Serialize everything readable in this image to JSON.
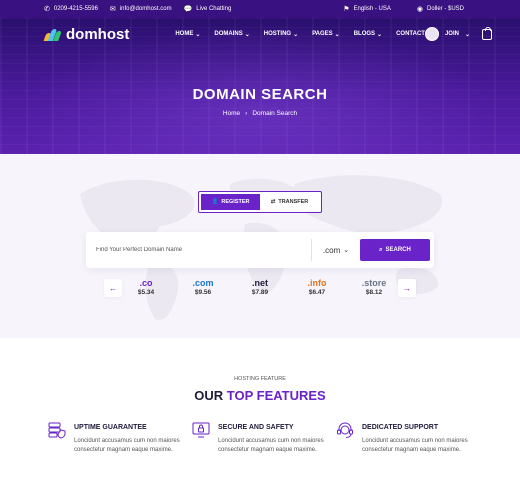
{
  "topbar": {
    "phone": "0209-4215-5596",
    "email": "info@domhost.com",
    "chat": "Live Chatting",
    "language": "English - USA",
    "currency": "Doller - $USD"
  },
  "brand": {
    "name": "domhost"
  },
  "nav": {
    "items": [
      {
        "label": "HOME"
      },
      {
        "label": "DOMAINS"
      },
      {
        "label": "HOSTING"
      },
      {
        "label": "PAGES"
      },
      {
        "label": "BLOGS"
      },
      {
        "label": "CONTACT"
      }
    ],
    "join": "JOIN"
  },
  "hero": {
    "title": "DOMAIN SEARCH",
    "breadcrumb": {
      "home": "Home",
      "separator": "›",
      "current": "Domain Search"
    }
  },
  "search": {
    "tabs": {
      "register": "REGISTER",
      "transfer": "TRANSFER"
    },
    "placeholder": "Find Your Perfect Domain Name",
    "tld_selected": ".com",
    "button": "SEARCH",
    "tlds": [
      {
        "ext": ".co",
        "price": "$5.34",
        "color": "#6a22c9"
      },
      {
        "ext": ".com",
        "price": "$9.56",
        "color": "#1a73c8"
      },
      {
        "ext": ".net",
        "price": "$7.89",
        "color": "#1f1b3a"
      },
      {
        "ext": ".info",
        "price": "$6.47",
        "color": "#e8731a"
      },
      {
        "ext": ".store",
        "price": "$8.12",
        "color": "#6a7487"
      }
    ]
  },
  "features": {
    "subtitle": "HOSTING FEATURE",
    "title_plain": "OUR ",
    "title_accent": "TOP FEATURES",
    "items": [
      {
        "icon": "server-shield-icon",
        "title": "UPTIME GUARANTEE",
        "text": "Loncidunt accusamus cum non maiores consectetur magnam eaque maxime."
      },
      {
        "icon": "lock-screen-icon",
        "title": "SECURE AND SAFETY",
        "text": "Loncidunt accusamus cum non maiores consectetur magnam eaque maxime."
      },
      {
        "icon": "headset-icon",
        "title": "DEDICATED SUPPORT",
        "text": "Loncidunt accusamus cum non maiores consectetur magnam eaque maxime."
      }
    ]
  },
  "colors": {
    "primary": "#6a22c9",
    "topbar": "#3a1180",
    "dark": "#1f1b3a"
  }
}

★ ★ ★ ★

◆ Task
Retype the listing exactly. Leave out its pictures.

◆ The completed task
Serialize everything readable in this image to JSON.
{
  "topbar": {
    "phone": "0209-4215-5596",
    "email": "info@domhost.com",
    "chat": "Live Chatting",
    "language": "English - USA",
    "currency": "Doller - $USD"
  },
  "brand": {
    "name": "domhost"
  },
  "nav": {
    "items": [
      {
        "label": "HOME"
      },
      {
        "label": "DOMAINS"
      },
      {
        "label": "HOSTING"
      },
      {
        "label": "PAGES"
      },
      {
        "label": "BLOGS"
      },
      {
        "label": "CONTACT"
      }
    ],
    "join": "JOIN"
  },
  "hero": {
    "title": "DOMAIN SEARCH",
    "breadcrumb": {
      "home": "Home",
      "separator": "›",
      "current": "Domain Search"
    }
  },
  "search": {
    "tabs": {
      "register": "REGISTER",
      "transfer": "TRANSFER"
    },
    "placeholder": "Find Your Perfect Domain Name",
    "tld_selected": ".com",
    "button": "SEARCH",
    "tlds": [
      {
        "ext": ".co",
        "price": "$5.34",
        "color": "#6a22c9"
      },
      {
        "ext": ".com",
        "price": "$9.56",
        "color": "#1a73c8"
      },
      {
        "ext": ".net",
        "price": "$7.89",
        "color": "#1f1b3a"
      },
      {
        "ext": ".info",
        "price": "$6.47",
        "color": "#e8731a"
      },
      {
        "ext": ".store",
        "price": "$8.12",
        "color": "#6a7487"
      }
    ]
  },
  "features": {
    "subtitle": "HOSTING FEATURE",
    "title_plain": "OUR ",
    "title_accent": "TOP FEATURES",
    "items": [
      {
        "icon": "server-shield-icon",
        "title": "UPTIME GUARANTEE",
        "text": "Loncidunt accusamus cum non maiores consectetur magnam eaque maxime."
      },
      {
        "icon": "lock-screen-icon",
        "title": "SECURE AND SAFETY",
        "text": "Loncidunt accusamus cum non maiores consectetur magnam eaque maxime."
      },
      {
        "icon": "headset-icon",
        "title": "DEDICATED SUPPORT",
        "text": "Loncidunt accusamus cum non maiores consectetur magnam eaque maxime."
      }
    ]
  },
  "colors": {
    "primary": "#6a22c9",
    "topbar": "#3a1180",
    "dark": "#1f1b3a"
  }
}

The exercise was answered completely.